Collected data entries

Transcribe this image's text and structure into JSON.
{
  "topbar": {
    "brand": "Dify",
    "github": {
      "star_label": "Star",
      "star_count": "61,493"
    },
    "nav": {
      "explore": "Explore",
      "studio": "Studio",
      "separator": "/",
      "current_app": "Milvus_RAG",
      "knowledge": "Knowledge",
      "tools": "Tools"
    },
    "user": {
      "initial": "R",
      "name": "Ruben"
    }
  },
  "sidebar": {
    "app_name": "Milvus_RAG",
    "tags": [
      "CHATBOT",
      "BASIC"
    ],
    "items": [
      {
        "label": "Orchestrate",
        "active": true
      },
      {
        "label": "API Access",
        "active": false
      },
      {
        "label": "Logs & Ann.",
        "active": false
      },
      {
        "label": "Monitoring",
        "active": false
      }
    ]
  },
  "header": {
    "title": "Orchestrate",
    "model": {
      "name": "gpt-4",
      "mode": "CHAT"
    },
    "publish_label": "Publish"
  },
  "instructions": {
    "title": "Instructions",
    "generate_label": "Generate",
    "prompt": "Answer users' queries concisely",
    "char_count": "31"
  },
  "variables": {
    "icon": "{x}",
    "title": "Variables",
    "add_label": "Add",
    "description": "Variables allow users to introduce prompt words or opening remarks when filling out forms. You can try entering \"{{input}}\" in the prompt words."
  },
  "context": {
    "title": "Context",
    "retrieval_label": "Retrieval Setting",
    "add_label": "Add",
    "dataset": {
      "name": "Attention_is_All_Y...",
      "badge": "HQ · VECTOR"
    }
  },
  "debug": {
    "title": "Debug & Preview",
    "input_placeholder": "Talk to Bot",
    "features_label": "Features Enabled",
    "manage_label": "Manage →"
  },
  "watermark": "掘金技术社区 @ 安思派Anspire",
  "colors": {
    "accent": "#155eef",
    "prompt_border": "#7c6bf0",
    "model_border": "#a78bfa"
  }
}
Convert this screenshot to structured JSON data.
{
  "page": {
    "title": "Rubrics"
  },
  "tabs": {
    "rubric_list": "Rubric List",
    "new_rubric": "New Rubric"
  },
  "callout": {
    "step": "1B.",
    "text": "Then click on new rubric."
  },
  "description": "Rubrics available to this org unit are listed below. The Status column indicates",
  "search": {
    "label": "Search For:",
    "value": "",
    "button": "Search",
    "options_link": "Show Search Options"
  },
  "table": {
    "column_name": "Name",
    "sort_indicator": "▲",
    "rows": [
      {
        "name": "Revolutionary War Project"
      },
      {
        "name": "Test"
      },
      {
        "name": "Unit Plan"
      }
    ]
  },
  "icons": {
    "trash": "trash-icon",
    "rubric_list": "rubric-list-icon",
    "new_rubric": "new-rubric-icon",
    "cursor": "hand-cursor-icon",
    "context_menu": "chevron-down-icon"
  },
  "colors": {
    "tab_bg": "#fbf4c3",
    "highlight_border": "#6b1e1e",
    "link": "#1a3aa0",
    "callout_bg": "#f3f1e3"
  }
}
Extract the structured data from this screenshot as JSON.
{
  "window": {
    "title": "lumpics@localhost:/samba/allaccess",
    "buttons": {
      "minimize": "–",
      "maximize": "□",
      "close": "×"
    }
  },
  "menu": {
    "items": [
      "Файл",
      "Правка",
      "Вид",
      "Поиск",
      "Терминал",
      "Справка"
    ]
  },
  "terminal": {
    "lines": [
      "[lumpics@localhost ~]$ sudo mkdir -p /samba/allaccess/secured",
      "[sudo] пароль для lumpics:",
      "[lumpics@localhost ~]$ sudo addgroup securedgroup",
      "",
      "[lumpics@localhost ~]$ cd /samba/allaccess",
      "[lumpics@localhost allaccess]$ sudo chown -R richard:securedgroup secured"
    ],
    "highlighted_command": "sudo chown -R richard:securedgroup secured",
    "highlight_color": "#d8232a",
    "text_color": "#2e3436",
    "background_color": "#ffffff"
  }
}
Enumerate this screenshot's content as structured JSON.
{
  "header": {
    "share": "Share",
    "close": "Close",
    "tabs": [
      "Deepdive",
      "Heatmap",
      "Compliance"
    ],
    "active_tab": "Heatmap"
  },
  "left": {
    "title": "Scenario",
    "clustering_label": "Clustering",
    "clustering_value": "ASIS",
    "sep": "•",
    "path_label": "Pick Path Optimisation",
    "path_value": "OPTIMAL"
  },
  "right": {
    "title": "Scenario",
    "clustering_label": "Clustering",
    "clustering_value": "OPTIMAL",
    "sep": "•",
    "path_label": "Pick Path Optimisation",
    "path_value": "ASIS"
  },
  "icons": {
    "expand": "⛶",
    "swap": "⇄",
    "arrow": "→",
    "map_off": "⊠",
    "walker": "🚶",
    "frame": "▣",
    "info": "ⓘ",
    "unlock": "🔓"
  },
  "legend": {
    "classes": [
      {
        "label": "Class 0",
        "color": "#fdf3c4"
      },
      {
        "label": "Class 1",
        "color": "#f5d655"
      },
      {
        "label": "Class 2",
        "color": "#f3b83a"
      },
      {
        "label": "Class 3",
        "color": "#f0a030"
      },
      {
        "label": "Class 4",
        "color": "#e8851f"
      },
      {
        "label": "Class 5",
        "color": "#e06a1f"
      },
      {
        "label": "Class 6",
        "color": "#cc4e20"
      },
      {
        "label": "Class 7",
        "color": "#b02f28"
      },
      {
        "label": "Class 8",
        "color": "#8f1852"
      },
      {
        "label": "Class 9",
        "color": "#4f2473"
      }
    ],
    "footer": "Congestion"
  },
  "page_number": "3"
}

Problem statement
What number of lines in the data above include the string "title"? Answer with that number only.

Answer space
9